How advances in brain science and artificial intelligence could transform our mental health and wellbeing.
In 2008 I co-authored the Foresight report: Mental capital and wellbeing, in which we emphasized that the most important role of countries was to promote citizens’ cognitive ability and mental wellbeing, and brought benefits in considering topics from brain development to architecture, public spaces and the built environment.
In the nine years since the report was published there has been an explosion in techniques to study the brain. We can now create stem cells from human patients and culture these as neurons to study the development of mental illness, make brain tissue transparent to reveal the complex interactions between cells, and selectively turn on individual neural circuits with a beam of light to pin down where specific functions are located.
We have also made amazing progress in understanding the brain in health and disease. For example, the 2014 Nobel Prize in Physiology or Medicine was awarded for discoveries of cells that constitute the brain’s ‘inner GPS’. These cells allow us to navigate the world and are frequently affected in the early progression of Alzheimer’s Disease.
At the same time, outstanding achievements have been made in artificial intelligence (AI). These include: self-driving cars, utilizing big data for medical diagnoses, and finally becoming the best chess and Go players in the world, by defeating their human rivals. But who should we give the credit for this achievement - the computer and its algorithms or the brain behind it? The answer is both. We can play chess, Go, do our daily work activities and look after families, unlike computers, that are dedicated to a single activity only.
Bringing together AI and brain science

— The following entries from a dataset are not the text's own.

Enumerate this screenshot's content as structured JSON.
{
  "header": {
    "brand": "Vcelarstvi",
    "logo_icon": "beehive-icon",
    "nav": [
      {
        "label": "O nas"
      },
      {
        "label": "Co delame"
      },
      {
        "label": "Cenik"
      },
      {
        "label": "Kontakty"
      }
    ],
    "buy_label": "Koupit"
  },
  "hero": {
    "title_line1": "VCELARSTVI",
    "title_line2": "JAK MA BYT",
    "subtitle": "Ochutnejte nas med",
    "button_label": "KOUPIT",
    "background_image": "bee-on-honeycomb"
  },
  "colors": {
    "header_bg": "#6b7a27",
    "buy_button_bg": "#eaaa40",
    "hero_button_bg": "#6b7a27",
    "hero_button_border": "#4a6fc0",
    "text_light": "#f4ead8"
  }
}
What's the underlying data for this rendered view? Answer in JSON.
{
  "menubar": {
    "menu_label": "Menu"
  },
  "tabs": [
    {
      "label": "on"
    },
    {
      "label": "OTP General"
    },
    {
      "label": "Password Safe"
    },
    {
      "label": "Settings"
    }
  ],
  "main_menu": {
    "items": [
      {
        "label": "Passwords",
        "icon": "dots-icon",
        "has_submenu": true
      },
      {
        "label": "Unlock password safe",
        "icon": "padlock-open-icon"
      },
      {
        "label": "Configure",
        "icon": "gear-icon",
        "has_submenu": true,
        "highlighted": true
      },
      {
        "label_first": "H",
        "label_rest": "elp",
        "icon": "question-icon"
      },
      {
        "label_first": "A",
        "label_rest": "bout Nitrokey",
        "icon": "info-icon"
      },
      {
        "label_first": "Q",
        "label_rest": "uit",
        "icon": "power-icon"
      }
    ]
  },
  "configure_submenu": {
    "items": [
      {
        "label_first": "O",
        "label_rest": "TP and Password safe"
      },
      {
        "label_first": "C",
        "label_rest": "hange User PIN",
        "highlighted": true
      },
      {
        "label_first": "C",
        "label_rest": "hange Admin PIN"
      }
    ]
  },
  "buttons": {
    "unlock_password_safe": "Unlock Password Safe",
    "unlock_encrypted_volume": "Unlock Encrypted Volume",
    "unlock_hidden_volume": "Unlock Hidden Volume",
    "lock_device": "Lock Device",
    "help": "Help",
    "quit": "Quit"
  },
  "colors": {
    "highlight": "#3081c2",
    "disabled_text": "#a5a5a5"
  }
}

Close collaboration between neuroscientists and experts in AI provides opportunities to synergize the creativity of the human brain with the deep learning of AI.
In my lab we already use games on an iPad or iPhone to improve memory in older people in the early stage of dementia (‘Game Show’). Elsewhere researchers are starting to understand the onset of depression through analysing data from their smartphone, treating phobias using virtual reality and unlocking the minds of patients previously thought to be in a permanently vegetative state.
Looking forward over the next 10 years, illnesses could be diagnosed more precisely and the concept of personalised or individualised medicine could finally be achieved. New modes of sensing and learning could make education more rewarding and offer new ways to interact with the world.
The convergence of neuroscience and AI offers opportunities to not only improve our understanding of the brain in health and disease, but also enhance our brain and wellbeing in a flourishing society.
Read Foresight’s Mental Capital and Wellbeing report to find out how we can improve our mental resources and mental wellbeing through life.